─── Data to examine ───

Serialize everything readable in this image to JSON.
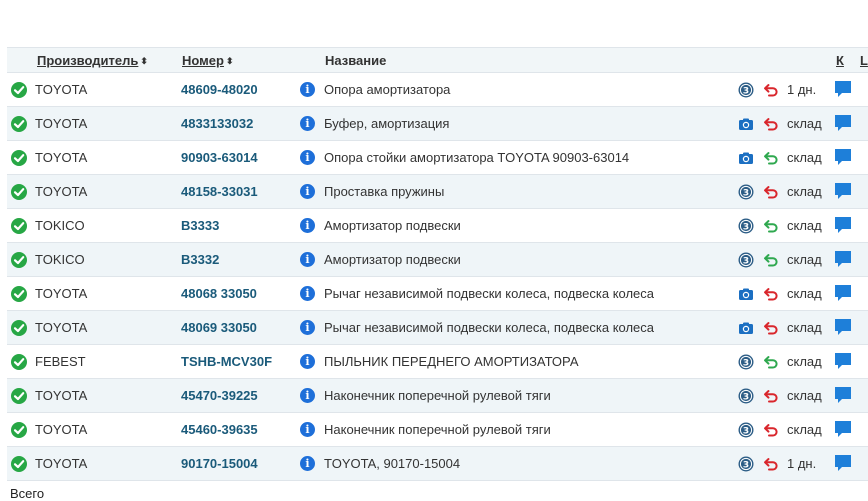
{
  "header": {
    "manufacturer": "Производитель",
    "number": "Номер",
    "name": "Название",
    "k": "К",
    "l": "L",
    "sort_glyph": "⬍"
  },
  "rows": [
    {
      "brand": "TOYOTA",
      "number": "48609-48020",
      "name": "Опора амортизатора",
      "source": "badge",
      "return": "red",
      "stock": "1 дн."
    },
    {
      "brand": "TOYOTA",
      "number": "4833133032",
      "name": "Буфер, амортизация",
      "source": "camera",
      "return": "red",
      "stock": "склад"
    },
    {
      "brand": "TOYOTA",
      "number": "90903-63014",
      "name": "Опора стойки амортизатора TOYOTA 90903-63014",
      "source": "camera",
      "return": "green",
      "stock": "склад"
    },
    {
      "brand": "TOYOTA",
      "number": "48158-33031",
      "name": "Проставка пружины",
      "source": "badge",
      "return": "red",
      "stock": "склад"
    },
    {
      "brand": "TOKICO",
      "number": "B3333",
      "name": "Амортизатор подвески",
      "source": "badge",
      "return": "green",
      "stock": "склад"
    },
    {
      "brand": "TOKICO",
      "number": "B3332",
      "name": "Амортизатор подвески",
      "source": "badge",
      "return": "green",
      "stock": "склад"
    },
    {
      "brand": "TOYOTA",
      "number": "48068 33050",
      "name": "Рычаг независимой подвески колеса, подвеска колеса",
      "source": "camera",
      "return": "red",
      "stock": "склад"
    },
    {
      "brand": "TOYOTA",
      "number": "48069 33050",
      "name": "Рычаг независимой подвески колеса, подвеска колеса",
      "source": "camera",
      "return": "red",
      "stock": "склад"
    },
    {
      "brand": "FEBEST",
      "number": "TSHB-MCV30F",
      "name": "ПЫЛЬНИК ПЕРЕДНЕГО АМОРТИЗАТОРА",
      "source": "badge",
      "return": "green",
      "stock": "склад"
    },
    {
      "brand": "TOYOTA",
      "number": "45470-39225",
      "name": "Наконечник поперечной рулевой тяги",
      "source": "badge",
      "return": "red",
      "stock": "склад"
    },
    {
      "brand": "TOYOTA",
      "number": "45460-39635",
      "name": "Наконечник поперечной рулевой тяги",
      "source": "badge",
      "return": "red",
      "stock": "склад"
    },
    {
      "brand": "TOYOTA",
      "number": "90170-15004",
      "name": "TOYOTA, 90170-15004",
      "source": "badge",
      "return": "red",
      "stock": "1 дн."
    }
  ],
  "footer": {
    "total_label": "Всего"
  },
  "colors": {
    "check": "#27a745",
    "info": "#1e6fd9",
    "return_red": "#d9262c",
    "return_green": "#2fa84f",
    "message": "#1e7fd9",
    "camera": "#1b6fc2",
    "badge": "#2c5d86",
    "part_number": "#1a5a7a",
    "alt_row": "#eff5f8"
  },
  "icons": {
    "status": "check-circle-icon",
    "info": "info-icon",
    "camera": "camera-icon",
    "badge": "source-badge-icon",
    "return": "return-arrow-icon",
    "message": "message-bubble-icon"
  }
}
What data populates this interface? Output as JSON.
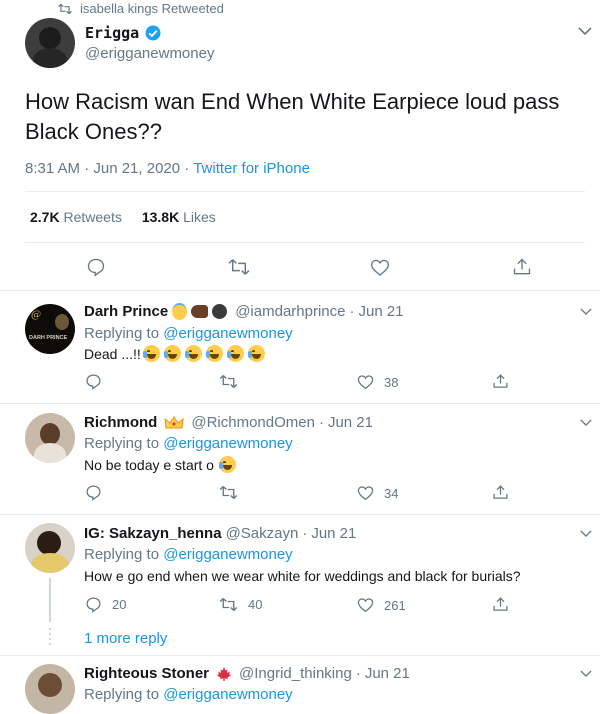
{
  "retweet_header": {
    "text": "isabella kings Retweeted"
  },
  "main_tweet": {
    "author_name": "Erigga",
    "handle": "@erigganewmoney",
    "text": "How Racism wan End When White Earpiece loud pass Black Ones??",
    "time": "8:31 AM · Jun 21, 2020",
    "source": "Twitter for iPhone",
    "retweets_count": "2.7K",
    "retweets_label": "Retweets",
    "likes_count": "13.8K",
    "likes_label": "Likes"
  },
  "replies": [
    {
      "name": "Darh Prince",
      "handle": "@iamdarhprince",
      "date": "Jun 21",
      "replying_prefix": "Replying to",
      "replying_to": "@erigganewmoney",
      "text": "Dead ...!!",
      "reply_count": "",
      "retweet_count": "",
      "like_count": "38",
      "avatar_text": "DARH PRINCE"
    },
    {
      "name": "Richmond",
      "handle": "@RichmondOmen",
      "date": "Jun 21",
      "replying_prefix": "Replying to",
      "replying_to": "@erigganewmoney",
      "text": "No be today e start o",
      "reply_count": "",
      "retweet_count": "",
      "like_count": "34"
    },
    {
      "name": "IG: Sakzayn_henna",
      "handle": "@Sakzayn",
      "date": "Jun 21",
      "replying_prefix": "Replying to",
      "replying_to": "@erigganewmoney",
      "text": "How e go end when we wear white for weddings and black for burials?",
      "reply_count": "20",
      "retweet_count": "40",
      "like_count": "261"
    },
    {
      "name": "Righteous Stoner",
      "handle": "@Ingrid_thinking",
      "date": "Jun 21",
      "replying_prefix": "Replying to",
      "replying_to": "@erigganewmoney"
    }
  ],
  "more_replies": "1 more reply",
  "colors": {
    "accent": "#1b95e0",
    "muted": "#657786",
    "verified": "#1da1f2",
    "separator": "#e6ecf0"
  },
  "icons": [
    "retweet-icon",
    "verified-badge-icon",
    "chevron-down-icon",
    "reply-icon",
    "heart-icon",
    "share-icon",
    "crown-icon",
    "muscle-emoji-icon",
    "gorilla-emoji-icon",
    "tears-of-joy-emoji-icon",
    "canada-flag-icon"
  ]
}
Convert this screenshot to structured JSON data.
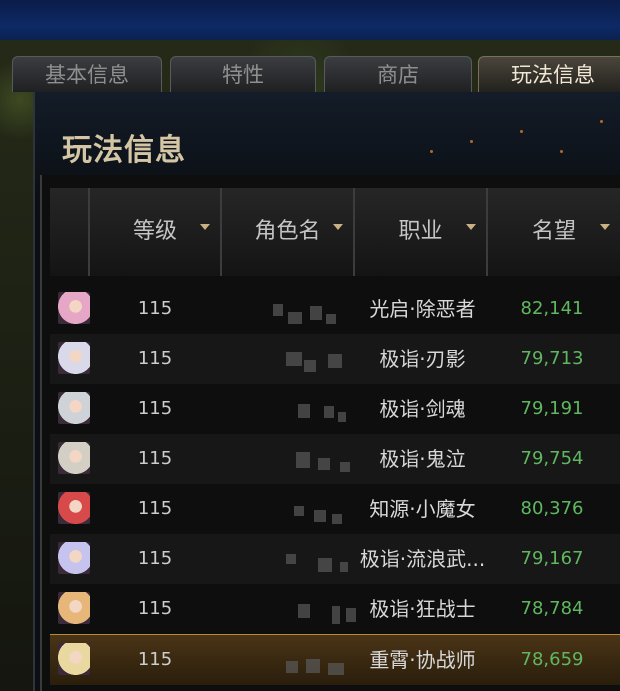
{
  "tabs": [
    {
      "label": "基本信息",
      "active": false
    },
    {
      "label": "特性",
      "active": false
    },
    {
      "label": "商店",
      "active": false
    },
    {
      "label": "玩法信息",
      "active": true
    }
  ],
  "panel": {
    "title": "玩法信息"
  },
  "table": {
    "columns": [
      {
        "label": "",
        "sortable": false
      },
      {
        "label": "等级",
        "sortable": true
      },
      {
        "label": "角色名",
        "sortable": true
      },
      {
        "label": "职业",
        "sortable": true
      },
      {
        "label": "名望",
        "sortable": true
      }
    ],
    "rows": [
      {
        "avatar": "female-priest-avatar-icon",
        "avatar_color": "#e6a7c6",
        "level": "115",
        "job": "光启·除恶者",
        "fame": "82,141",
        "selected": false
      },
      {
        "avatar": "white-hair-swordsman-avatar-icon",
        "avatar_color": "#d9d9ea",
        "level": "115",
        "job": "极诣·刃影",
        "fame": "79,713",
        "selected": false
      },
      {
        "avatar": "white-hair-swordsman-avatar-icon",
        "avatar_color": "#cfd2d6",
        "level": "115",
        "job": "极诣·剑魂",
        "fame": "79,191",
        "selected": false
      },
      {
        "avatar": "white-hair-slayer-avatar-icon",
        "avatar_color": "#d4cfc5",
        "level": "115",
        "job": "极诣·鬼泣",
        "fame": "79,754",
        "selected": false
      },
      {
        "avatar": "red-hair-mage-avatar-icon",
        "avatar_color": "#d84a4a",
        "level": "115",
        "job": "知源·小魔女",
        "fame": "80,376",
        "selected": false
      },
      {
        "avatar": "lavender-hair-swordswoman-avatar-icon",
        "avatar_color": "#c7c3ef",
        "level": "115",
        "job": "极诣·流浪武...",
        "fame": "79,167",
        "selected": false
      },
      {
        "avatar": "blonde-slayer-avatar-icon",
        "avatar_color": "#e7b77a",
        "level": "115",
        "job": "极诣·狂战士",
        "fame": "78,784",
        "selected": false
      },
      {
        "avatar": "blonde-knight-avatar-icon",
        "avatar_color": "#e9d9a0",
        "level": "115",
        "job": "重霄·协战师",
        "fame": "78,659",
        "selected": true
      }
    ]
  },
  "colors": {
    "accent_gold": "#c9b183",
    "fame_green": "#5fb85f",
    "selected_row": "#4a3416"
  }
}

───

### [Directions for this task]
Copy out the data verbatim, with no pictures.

### [Your response]
Serialize everything readable in this image to JSON.
{
  "header": {
    "manufacturer": "Производитель",
    "number": "Номер",
    "name": "Название",
    "k": "К",
    "l": "L",
    "sort_glyph": "⬍"
  },
  "rows": [
    {
      "brand": "TOYOTA",
      "number": "48609-48020",
      "name": "Опора амортизатора",
      "source": "badge",
      "return": "red",
      "stock": "1 дн."
    },
    {
      "brand": "TOYOTA",
      "number": "4833133032",
      "name": "Буфер, амортизация",
      "source": "camera",
      "return": "red",
      "stock": "склад"
    },
    {
      "brand": "TOYOTA",
      "number": "90903-63014",
      "name": "Опора стойки амортизатора TOYOTA 90903-63014",
      "source": "camera",
      "return": "green",
      "stock": "склад"
    },
    {
      "brand": "TOYOTA",
      "number": "48158-33031",
      "name": "Проставка пружины",
      "source": "badge",
      "return": "red",
      "stock": "склад"
    },
    {
      "brand": "TOKICO",
      "number": "B3333",
      "name": "Амортизатор подвески",
      "source": "badge",
      "return": "green",
      "stock": "склад"
    },
    {
      "brand": "TOKICO",
      "number": "B3332",
      "name": "Амортизатор подвески",
      "source": "badge",
      "return": "green",
      "stock": "склад"
    },
    {
      "brand": "TOYOTA",
      "number": "48068 33050",
      "name": "Рычаг независимой подвески колеса, подвеска колеса",
      "source": "camera",
      "return": "red",
      "stock": "склад"
    },
    {
      "brand": "TOYOTA",
      "number": "48069 33050",
      "name": "Рычаг независимой подвески колеса, подвеска колеса",
      "source": "camera",
      "return": "red",
      "stock": "склад"
    },
    {
      "brand": "FEBEST",
      "number": "TSHB-MCV30F",
      "name": "ПЫЛЬНИК ПЕРЕДНЕГО АМОРТИЗАТОРА",
      "source": "badge",
      "return": "green",
      "stock": "склад"
    },
    {
      "brand": "TOYOTA",
      "number": "45470-39225",
      "name": "Наконечник поперечной рулевой тяги",
      "source": "badge",
      "return": "red",
      "stock": "склад"
    },
    {
      "brand": "TOYOTA",
      "number": "45460-39635",
      "name": "Наконечник поперечной рулевой тяги",
      "source": "badge",
      "return": "red",
      "stock": "склад"
    },
    {
      "brand": "TOYOTA",
      "number": "90170-15004",
      "name": "TOYOTA, 90170-15004",
      "source": "badge",
      "return": "red",
      "stock": "1 дн."
    }
  ],
  "footer": {
    "total_label": "Всего"
  },
  "colors": {
    "check": "#27a745",
    "info": "#1e6fd9",
    "return_red": "#d9262c",
    "return_green": "#2fa84f",
    "message": "#1e7fd9",
    "camera": "#1b6fc2",
    "badge": "#2c5d86",
    "part_number": "#1a5a7a",
    "alt_row": "#eff5f8"
  },
  "icons": {
    "status": "check-circle-icon",
    "info": "info-icon",
    "camera": "camera-icon",
    "badge": "source-badge-icon",
    "return": "return-arrow-icon",
    "message": "message-bubble-icon"
  }
}
What data populates this interface? Output as JSON.
{
  "retweet_header": {
    "text": "isabella kings Retweeted"
  },
  "main_tweet": {
    "author_name": "Erigga",
    "handle": "@erigganewmoney",
    "text": "How Racism wan End When White Earpiece loud pass Black Ones??",
    "time": "8:31 AM · Jun 21, 2020",
    "source": "Twitter for iPhone",
    "retweets_count": "2.7K",
    "retweets_label": "Retweets",
    "likes_count": "13.8K",
    "likes_label": "Likes"
  },
  "replies": [
    {
      "name": "Darh Prince",
      "handle": "@iamdarhprince",
      "date": "Jun 21",
      "replying_prefix": "Replying to",
      "replying_to": "@erigganewmoney",
      "text": "Dead ...!!",
      "reply_count": "",
      "retweet_count": "",
      "like_count": "38",
      "avatar_text": "DARH PRINCE"
    },
    {
      "name": "Richmond",
      "handle": "@RichmondOmen",
      "date": "Jun 21",
      "replying_prefix": "Replying to",
      "replying_to": "@erigganewmoney",
      "text": "No be today e start o",
      "reply_count": "",
      "retweet_count": "",
      "like_count": "34"
    },
    {
      "name": "IG: Sakzayn_henna",
      "handle": "@Sakzayn",
      "date": "Jun 21",
      "replying_prefix": "Replying to",
      "replying_to": "@erigganewmoney",
      "text": "How e go end when we wear white for weddings and black for burials?",
      "reply_count": "20",
      "retweet_count": "40",
      "like_count": "261"
    },
    {
      "name": "Righteous Stoner",
      "handle": "@Ingrid_thinking",
      "date": "Jun 21",
      "replying_prefix": "Replying to",
      "replying_to": "@erigganewmoney"
    }
  ],
  "more_replies": "1 more reply",
  "colors": {
    "accent": "#1b95e0",
    "muted": "#657786",
    "verified": "#1da1f2",
    "separator": "#e6ecf0"
  },
  "icons": [
    "retweet-icon",
    "verified-badge-icon",
    "chevron-down-icon",
    "reply-icon",
    "heart-icon",
    "share-icon",
    "crown-icon",
    "muscle-emoji-icon",
    "gorilla-emoji-icon",
    "tears-of-joy-emoji-icon",
    "canada-flag-icon"
  ]
}
Convert this screenshot to structured JSON data.
{
  "tabs": [
    {
      "label": "基本信息",
      "active": false
    },
    {
      "label": "特性",
      "active": false
    },
    {
      "label": "商店",
      "active": false
    },
    {
      "label": "玩法信息",
      "active": true
    }
  ],
  "panel": {
    "title": "玩法信息"
  },
  "table": {
    "columns": [
      {
        "label": "",
        "sortable": false
      },
      {
        "label": "等级",
        "sortable": true
      },
      {
        "label": "角色名",
        "sortable": true
      },
      {
        "label": "职业",
        "sortable": true
      },
      {
        "label": "名望",
        "sortable": true
      }
    ],
    "rows": [
      {
        "avatar": "female-priest-avatar-icon",
        "avatar_color": "#e6a7c6",
        "level": "115",
        "job": "光启·除恶者",
        "fame": "82,141",
        "selected": false
      },
      {
        "avatar": "white-hair-swordsman-avatar-icon",
        "avatar_color": "#d9d9ea",
        "level": "115",
        "job": "极诣·刃影",
        "fame": "79,713",
        "selected": false
      },
      {
        "avatar": "white-hair-swordsman-avatar-icon",
        "avatar_color": "#cfd2d6",
        "level": "115",
        "job": "极诣·剑魂",
        "fame": "79,191",
        "selected": false
      },
      {
        "avatar": "white-hair-slayer-avatar-icon",
        "avatar_color": "#d4cfc5",
        "level": "115",
        "job": "极诣·鬼泣",
        "fame": "79,754",
        "selected": false
      },
      {
        "avatar": "red-hair-mage-avatar-icon",
        "avatar_color": "#d84a4a",
        "level": "115",
        "job": "知源·小魔女",
        "fame": "80,376",
        "selected": false
      },
      {
        "avatar": "lavender-hair-swordswoman-avatar-icon",
        "avatar_color": "#c7c3ef",
        "level": "115",
        "job": "极诣·流浪武...",
        "fame": "79,167",
        "selected": false
      },
      {
        "avatar": "blonde-slayer-avatar-icon",
        "avatar_color": "#e7b77a",
        "level": "115",
        "job": "极诣·狂战士",
        "fame": "78,784",
        "selected": false
      },
      {
        "avatar": "blonde-knight-avatar-icon",
        "avatar_color": "#e9d9a0",
        "level": "115",
        "job": "重霄·协战师",
        "fame": "78,659",
        "selected": true
      }
    ]
  },
  "colors": {
    "accent_gold": "#c9b183",
    "fame_green": "#5fb85f",
    "selected_row": "#4a3416"
  }
}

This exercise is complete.